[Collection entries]
--*--

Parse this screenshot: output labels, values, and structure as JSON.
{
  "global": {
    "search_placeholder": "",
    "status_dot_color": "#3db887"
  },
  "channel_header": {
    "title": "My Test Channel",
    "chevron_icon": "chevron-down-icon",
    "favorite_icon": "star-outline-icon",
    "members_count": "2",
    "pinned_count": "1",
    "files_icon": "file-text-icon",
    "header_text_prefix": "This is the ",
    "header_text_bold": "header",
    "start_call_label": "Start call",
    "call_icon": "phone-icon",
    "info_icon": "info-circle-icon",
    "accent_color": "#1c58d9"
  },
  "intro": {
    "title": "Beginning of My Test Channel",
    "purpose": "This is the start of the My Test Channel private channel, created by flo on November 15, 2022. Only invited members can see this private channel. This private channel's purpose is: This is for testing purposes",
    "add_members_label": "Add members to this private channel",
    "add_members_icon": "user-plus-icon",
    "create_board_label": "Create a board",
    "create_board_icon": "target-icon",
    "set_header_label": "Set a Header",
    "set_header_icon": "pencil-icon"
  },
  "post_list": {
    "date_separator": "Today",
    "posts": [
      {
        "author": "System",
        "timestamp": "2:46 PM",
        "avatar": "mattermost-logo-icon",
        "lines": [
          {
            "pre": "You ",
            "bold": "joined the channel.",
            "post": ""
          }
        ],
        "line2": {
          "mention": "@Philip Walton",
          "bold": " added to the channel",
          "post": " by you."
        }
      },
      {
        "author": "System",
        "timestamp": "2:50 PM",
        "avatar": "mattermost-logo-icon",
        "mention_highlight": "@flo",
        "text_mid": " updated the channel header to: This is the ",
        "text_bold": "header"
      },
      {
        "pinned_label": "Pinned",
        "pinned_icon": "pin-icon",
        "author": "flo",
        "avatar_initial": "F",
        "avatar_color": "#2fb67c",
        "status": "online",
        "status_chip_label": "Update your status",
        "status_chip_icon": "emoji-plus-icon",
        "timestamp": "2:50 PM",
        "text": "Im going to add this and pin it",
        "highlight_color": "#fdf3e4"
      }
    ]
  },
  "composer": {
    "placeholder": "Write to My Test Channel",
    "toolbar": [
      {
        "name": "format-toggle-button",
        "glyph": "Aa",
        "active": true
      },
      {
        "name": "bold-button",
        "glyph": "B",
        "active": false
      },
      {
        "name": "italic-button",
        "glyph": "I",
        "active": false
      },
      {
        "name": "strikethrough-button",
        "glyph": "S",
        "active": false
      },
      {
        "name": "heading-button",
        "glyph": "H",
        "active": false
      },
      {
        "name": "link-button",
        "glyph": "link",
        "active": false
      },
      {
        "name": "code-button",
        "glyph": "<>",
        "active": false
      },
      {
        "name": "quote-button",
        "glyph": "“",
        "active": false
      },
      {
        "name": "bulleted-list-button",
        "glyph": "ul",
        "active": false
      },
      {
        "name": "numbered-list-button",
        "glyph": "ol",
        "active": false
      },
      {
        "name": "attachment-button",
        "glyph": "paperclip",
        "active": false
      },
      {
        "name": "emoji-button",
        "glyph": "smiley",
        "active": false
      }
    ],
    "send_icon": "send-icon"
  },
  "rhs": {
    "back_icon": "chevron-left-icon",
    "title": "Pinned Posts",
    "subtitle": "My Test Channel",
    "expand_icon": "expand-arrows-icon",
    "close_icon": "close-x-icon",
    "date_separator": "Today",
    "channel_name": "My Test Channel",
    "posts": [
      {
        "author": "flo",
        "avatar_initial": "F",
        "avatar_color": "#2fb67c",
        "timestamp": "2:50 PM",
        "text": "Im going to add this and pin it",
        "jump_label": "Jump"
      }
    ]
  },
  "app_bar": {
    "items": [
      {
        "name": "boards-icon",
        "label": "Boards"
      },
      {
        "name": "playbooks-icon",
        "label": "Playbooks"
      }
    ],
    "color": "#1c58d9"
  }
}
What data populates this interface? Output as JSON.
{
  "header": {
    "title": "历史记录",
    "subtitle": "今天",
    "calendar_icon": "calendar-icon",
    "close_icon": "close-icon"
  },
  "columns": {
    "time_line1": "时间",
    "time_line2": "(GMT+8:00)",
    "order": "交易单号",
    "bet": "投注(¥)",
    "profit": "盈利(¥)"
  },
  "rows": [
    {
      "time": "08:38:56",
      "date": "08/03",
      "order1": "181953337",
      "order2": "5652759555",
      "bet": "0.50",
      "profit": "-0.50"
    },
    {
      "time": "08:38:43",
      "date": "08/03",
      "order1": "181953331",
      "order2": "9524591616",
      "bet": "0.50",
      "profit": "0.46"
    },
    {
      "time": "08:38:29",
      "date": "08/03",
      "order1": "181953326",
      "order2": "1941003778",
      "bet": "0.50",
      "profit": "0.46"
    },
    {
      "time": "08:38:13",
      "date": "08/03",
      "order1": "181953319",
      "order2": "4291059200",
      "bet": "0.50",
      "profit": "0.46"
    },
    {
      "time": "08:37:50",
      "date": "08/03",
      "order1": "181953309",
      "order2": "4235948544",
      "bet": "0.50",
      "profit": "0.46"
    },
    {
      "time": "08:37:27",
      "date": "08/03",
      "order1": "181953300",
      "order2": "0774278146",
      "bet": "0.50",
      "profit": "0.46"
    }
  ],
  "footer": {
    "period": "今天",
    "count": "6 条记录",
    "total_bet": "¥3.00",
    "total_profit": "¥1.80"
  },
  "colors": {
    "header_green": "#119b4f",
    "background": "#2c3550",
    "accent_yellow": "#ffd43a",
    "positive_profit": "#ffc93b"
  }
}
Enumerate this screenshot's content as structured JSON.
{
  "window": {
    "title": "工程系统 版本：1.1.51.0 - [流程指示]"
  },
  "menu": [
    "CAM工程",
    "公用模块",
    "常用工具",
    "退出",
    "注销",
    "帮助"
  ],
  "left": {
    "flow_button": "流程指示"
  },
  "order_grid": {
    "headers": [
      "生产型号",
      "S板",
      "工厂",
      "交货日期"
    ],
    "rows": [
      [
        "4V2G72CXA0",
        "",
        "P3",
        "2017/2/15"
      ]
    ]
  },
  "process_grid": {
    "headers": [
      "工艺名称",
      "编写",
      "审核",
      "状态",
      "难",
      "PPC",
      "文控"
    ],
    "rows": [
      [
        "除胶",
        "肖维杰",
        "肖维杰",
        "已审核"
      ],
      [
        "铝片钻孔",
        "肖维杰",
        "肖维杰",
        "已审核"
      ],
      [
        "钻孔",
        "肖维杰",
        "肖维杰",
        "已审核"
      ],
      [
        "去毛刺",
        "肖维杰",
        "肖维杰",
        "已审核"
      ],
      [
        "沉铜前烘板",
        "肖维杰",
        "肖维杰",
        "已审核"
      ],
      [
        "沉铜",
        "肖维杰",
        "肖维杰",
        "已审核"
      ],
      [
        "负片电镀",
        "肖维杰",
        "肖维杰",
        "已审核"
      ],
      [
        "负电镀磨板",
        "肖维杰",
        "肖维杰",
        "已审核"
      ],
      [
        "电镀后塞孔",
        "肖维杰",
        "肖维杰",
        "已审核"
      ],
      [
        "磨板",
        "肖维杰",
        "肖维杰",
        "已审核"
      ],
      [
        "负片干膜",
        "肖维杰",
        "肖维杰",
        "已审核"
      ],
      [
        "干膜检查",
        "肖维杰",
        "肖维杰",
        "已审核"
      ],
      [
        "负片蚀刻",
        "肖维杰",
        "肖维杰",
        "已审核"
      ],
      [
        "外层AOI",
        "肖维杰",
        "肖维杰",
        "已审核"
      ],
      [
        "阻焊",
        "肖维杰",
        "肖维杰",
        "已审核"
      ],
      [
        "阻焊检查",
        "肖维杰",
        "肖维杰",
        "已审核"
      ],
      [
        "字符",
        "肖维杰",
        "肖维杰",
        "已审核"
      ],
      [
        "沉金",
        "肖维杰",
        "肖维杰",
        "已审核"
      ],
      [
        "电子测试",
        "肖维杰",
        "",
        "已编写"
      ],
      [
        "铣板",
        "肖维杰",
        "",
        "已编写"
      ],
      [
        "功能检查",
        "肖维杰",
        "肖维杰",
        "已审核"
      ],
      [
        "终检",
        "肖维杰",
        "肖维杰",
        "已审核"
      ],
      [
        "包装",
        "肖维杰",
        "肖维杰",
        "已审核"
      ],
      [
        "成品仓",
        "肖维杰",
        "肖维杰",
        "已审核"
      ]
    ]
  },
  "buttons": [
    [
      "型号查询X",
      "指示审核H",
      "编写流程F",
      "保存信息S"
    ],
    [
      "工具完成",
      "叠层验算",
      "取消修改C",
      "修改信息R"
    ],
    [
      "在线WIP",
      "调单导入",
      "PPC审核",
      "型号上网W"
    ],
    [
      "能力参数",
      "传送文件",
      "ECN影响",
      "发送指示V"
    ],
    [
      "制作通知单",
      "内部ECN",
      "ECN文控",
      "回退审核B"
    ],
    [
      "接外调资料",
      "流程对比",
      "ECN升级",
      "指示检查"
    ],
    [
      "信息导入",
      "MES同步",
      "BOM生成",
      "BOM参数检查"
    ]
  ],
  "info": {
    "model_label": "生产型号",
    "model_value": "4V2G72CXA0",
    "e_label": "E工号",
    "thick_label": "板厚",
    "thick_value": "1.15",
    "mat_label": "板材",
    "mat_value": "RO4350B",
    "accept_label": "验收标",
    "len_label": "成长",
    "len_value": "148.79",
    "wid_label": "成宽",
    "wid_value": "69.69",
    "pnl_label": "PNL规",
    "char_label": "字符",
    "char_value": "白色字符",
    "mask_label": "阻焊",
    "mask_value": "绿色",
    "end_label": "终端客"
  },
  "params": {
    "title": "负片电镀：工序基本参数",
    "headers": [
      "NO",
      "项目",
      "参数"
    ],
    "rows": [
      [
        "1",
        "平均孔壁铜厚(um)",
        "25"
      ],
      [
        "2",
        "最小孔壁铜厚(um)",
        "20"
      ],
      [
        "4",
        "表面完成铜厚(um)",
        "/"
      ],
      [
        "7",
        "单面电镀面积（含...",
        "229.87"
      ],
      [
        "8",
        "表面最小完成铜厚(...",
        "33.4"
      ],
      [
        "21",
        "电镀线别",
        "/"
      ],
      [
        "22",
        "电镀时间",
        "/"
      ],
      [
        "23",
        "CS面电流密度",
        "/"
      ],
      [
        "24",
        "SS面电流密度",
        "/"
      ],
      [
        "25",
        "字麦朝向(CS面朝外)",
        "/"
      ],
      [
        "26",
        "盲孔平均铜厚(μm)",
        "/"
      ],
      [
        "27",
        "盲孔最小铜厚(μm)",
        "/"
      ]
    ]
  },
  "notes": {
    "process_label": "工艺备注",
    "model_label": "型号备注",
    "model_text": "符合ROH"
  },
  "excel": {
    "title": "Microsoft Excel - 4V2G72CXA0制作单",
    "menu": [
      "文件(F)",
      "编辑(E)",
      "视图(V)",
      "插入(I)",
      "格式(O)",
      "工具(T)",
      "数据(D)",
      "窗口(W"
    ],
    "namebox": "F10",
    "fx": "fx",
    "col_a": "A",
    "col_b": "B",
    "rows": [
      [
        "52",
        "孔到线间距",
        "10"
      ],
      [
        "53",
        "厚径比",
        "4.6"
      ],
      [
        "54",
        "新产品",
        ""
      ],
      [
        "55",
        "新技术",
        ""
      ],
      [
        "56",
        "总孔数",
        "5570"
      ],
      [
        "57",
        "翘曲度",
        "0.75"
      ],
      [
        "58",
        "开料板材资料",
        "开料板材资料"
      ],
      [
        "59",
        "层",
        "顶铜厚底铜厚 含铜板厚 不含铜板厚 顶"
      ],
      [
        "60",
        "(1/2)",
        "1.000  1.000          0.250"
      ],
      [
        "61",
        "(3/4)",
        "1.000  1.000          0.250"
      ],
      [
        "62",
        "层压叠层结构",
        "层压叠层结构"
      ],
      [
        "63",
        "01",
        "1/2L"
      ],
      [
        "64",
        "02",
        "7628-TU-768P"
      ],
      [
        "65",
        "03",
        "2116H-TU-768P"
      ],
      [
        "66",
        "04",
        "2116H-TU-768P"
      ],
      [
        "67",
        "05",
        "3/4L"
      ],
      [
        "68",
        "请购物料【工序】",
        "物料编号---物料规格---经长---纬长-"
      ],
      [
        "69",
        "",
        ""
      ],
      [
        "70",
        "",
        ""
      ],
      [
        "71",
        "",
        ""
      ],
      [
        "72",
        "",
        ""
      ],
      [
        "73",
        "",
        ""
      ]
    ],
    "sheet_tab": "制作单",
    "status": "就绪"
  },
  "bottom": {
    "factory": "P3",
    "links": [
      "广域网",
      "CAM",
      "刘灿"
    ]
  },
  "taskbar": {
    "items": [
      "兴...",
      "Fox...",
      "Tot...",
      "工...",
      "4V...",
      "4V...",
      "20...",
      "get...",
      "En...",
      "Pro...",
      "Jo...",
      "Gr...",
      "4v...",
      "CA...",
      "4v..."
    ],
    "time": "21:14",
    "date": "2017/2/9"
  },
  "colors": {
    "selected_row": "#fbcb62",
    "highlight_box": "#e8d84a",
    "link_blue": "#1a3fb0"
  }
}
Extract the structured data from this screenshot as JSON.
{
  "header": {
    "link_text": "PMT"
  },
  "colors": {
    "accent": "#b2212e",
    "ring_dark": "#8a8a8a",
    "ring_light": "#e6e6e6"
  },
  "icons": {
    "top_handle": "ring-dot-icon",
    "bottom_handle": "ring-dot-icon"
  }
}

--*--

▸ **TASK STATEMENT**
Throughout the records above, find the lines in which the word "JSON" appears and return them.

▸ **YOUR RESPONSE**
Parse this screenshot: output labels, values, and structure as JSON.
What data populates this interface? Output as JSON.
Enumerate this screenshot's content as structured JSON.
Extract the structured data from this screenshot as JSON.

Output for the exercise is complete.